The transistors are BC640, however you may try other transistors like 8550 or 187 etc.
The proposed digital voltmeter, ammeter circuit module can be effectively used with a power supply for indicating the voltage and current consumption by the connected load through the attached modules.
Referring to the circuit diagram below, the 3 digit digital display module is build through the ICs CA 3162 which is an analogue to digital converter IC, and the complementary CA 3161 IC which is BCD to 7 segment decoder IC, both these ICs are manufactured by RCA.
How the Displays Work
The 7-segment displays used are common anode type and are connected across the shown T1 to T3 transistor drivers for indicating the relevant readings.
The circuit includes the facility for the decimal point selection as per the load specs and range.
For example in the voltage readouts, when the decimal point illuminates at LD3 signifies a 100mV range.
For the current measurement the selection facility enables you to choose from a couple ranges, that is through a 0 to 9.99, and the other from 0 to 0.999 amps (using the link b). Which implies that the current sensing resistor is either a 0.1 ohm, or a 1 ohm resistor, as shown in the diagram below:
In order to ensure that R6 has no effect on the output voltage this resistor needs to be positioned prior to the voltage divider network which becomes responsible for controlling the output voltage.
S1 which is a DPDT switch is used for selecting either the voltage or the current reading as per the users preference.
With this switch set for measuring voltage P4 along with R1 provides an attenuation of around 100 for the fed input voltage.
Additionally the point D is enabled at a lower voltage level for allowing the illumination of the decimal point on the LS module, and the figure "V" become brightly illuminated.
With the selection switch held towards the Amp range, the voltage drop acquired across the sensing resistor is applied straight over to the points of the Hi-Low inputs of IC1 which is the DAC module.
The significantly low value of the sensing resistors ensures a negligible effect on the voltage divider outcome.
Adjustment Ranges for the Displays
You will find 4 adjustment ranges supplied in the proposed digital voltmeter ammeter circuit module.
P1: for nulling the current range.
P2: For enabling full scale calibration of the current range.
P3: for nulling the voltage range.
P4: For enabling full scale calibration of the voltage range.
It is recommended that the presets are adjusted in the above order only wherein P1, and P3 appropriately used for correctly nullifying the respective parameters of the module.
P1 helps to compensate the regulator operating quiescent current consumption value, which results in a minor negative deviation across their voltage range, which is in turn effectively compensated by P3.
The voltage/current display module works using the unregulated supply from the supply source without any issues (not to exceed 35V max), note the point E and F in the second figure above.
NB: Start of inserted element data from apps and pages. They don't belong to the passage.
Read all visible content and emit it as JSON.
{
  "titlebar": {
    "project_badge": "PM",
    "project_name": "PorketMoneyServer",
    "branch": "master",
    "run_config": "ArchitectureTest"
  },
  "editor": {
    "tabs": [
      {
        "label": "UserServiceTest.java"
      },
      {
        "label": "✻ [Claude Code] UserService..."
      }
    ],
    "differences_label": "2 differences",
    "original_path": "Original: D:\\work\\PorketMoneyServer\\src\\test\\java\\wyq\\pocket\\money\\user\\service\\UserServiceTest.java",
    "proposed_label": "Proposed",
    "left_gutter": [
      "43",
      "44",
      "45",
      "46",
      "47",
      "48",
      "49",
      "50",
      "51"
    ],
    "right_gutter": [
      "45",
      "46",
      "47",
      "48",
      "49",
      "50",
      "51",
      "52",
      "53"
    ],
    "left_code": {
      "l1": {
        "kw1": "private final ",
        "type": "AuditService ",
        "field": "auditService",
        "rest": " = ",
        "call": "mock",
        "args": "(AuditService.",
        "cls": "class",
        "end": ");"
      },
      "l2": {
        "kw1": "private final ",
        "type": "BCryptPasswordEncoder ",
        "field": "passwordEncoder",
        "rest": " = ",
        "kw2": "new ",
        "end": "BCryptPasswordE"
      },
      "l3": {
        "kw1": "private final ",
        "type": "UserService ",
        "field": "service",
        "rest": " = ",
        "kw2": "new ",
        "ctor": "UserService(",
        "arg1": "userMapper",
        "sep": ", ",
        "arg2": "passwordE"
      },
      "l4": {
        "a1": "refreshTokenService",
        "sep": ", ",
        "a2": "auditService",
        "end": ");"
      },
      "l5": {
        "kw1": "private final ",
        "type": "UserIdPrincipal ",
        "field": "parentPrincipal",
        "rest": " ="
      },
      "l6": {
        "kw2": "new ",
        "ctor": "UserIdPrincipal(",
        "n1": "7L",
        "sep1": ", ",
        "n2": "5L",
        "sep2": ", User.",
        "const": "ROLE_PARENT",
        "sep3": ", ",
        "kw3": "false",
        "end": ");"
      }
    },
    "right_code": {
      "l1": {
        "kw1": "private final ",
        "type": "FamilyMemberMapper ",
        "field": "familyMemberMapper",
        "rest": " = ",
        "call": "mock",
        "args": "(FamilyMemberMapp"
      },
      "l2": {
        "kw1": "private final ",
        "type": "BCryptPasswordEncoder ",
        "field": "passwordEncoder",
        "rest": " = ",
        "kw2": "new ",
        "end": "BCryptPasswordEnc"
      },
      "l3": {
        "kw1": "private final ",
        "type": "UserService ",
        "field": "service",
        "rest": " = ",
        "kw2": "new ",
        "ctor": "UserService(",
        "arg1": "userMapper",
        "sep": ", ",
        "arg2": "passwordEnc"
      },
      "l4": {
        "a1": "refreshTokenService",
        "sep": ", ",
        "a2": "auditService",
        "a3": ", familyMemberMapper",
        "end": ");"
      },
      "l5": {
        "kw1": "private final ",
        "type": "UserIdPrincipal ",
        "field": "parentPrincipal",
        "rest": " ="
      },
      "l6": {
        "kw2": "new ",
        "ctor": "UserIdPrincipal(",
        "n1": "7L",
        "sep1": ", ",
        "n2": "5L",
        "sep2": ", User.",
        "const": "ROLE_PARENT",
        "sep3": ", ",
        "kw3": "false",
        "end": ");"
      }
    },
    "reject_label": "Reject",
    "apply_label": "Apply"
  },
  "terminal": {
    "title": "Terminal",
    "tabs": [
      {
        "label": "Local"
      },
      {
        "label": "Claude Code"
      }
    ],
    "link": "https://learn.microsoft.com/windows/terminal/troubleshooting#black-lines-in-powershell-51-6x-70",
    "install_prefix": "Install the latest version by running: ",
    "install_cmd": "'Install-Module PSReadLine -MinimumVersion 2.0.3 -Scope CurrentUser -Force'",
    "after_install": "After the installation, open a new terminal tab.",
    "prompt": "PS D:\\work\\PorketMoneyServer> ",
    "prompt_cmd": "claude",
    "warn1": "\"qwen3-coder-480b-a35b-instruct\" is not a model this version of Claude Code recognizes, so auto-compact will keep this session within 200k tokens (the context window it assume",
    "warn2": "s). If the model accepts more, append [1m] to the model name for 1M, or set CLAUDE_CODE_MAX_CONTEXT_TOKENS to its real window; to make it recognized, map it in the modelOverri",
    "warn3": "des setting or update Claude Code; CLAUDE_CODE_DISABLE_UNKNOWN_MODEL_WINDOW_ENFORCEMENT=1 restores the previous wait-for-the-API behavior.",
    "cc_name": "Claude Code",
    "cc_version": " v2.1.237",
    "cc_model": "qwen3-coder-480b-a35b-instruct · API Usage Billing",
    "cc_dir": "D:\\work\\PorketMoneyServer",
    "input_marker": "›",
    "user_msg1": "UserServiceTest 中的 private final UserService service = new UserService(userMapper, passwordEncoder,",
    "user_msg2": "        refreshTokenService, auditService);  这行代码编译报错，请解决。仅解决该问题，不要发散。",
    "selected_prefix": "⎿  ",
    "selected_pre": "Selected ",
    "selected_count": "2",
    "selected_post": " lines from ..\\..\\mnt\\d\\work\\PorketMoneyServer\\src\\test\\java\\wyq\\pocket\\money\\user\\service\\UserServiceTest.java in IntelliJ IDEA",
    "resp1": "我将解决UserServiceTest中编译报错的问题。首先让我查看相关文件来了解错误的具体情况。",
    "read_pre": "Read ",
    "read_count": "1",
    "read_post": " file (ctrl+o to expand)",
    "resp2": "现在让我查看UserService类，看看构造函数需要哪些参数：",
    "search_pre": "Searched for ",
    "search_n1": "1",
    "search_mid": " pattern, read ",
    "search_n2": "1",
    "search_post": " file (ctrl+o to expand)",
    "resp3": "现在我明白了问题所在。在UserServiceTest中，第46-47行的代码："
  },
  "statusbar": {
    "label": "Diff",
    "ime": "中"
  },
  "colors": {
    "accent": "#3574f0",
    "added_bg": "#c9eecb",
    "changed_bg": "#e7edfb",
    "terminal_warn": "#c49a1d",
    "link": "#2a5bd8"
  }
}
In that case the bridge rectifier B1 can be eliminated.
The system might be designed like a twofold to acquire concurrent V and I readings. It ought to be recognized, however, that the current sensing resistor is short-circuited by means of the ground links each time the two devices are provided from the identical source. There are basically two methods to defeat this disorder.
The first is to hook up the V module from a different source, while the l module from the "host" supply. The second is a lot more graceful and necessitates hard wiring areas E to the left side of the current sensing resistor.
Be aware, although, that the highest possible V reading in that case turns into 20.0 V (R6 declines l V max.), because the voltage at pin ll usually will not surpass l.2 V.
Bigger voltages tend to be showed by choosing the lower current quality, ` i.e., R6 gets to be 0R1. Instance: R6 falls 0.5V at a current usage of 5 A, to ensure 1.2 - 0.5 = 0.7V continues to be for the voltage reading, whose optimum display is in that case 100 x 0.7: 70 V Just as before, these kinds of complications simply develop whenever a couple of of these units are employed all in one supply.